The team would be playing Ellijay High School.
The boys decided to take a date with them. Since Norman had dated one girl several times, he assumed she would go with him.
However, she already had a date for the game.
Soon after that he went to Etowah Bank to get $10 from his account for spending money for the weekend.
A pretty redhead named Frances Davis was the teller at the window. They had known one another in high school so they chatted for a while.
Norman was out of the bank and in the middle of the street before he decided he would ask Frances to go to the game. She had planned to go with her parents, but when he invited her to go with him, she accepted.
Norman admits he expected it to be a dull date. In high school Frances had been quiet and studious. In fact, she was class valedictorian.
He was to be at Frances’ house at 6 p.m. He was late.

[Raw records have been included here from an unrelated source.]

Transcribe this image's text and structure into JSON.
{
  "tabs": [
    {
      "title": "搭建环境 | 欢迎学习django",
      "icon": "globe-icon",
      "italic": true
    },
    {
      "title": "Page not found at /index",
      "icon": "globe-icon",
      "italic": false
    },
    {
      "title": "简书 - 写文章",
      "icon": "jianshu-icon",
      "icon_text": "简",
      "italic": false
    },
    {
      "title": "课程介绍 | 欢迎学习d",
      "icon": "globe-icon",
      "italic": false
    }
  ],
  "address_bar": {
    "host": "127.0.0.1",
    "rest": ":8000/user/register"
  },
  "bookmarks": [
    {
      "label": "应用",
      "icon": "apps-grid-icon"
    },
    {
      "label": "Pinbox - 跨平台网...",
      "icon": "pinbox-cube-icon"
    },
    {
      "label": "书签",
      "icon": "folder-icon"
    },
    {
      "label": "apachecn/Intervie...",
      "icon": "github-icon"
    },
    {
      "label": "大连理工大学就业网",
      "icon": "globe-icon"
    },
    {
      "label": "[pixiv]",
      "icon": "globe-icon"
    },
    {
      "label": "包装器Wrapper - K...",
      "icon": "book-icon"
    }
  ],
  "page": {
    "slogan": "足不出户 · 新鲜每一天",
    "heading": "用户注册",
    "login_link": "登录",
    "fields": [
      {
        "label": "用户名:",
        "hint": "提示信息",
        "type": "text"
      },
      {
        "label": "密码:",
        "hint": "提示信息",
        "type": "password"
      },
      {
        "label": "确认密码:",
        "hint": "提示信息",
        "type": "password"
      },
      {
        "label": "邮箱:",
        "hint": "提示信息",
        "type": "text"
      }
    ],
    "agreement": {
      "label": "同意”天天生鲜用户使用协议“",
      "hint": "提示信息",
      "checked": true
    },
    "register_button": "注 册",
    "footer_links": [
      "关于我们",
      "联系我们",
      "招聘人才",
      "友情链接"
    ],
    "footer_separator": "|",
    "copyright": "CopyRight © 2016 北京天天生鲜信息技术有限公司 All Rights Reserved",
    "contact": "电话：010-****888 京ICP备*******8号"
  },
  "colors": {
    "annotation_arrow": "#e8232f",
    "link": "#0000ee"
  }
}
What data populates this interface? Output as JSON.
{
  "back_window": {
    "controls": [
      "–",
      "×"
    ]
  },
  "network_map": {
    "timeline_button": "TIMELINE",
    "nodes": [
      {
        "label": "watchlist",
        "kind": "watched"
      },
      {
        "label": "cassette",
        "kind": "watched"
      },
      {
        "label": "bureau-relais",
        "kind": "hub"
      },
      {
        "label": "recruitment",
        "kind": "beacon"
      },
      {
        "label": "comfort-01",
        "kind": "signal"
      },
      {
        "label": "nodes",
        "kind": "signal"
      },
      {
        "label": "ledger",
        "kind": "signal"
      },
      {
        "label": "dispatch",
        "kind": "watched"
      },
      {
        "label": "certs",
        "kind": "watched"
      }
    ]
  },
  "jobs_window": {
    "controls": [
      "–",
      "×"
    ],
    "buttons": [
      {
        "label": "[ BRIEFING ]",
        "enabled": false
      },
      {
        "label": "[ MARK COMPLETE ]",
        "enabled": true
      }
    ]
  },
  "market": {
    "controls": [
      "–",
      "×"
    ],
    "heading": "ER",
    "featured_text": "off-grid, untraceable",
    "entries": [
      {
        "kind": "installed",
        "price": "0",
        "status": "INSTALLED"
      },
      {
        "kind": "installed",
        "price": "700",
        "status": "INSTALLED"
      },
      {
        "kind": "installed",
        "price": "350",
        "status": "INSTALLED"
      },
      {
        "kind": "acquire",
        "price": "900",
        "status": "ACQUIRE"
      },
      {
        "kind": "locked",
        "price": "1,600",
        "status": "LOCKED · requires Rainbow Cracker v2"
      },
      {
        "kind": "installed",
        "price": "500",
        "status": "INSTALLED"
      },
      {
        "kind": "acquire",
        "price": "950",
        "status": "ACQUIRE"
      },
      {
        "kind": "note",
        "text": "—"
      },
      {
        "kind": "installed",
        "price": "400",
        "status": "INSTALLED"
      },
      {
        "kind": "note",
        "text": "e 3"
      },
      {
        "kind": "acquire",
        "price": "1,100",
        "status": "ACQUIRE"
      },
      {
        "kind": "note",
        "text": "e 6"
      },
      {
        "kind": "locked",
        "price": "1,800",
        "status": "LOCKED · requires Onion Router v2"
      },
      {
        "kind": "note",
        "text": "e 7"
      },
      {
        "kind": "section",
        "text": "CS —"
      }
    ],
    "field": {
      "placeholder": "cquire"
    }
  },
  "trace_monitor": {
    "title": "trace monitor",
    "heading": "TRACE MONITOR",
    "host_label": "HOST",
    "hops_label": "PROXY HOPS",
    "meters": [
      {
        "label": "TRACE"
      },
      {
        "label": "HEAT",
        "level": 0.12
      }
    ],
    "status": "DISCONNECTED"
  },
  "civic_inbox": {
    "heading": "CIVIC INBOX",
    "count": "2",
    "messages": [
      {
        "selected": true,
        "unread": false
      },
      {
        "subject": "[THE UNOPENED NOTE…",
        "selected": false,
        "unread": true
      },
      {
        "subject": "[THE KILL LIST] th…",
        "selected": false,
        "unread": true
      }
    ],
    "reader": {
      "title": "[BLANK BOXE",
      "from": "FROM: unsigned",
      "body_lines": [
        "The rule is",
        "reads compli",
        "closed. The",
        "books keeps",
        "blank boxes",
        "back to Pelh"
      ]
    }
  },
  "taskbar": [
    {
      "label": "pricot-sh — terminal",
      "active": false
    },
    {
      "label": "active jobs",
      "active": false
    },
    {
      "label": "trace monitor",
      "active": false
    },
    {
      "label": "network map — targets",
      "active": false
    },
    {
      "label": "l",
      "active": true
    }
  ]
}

She called to be sure he was coming because her parents were about to leave and she did not want to miss the game. He was on his way.
As it turned out, it was not a dull date. In fact, it was a fun date. He had no idea Frances was such a football fan.
It was an exciting game with Canton winning by a score of something like 34 to 33.
The entire time, Frances was jumping up and down. Norman said she screamed, cheered, hollered and yelled.
So he joined in. He jumped up and down so much he was sore the next day.
Back at her house, he told her that he had had a nice time and asked her to go to the Canton Theatre the next day for a movie. She already had a date.
That was her last date with anyone else. From that time, you might say they started going steady.
Their big date each week was going to the Canton Theatre on Saturdays. At first, they held hands. On their fourth date, Norman kissed her. After a few months, he told her he loved her. She did not respond. But a few months late, she told him she loved him, too.
They had been dating for more than a year when they were married.
An engagement announcement ran in the local newspaper inviting friends and relatives to the wedding at Canton First Baptist Church at 4 p.m. on Jan. 3, 1948.
That was the wedding anniversary of her parents. A generation later, Norman and Frances’ daughter, Mary Elizabeth, and Bob Smith chose the same date for their wedding.
Thus, three generations of brides shared the same wedding anniversary.
Norman’s father, George Sosebee, was the owner of Sosebee Funeral Home.
Bob Roper of National Casket Co. had given Mr. Sosebee two flower vases. They were filled with flowers for the wedding. Ribbons on the pews marked seating for the family.
The Rev. C. R. Pittard was the preacher and his wife directed the wedding. Miss Martha Galt played the piano and D. J. Whitmire sang “I Love You Truly.”
Frances wore a suit with a hat. Norman’s suit was double-breasted with grey pinstripes. It was his first double-breasted suit.
After the wedding, the couple went to the back of the church, shook hands with everyone and thanked them for coming.
Then, driving Norman’s dad’s car, they were off on their Florida honeymoon. Since neither of them had been to Florida, she read the map while he did the driving.
Sixty-five years later, they have two children, Mary Elizabeth Smith and George Sosebee, two grandchildren, Norman and Adam Smith, and two great-grandchildren, David and Penelope Smith.
They have both retired from successful careers and are well known, respected and loved for their generosity, hard work and good deeds in the community.
So, all of us are invited to celebrate their 65th wedding anniversary on Sat., Jan. 5, from 2 to 5 p.m. at Heritage Baptist Fellowship.
After that, Norman and Frances will continue to live happily ever after.
See. I told you it was a story with a perfect ending.
Marguerite Cline is the former mayor of Waleska.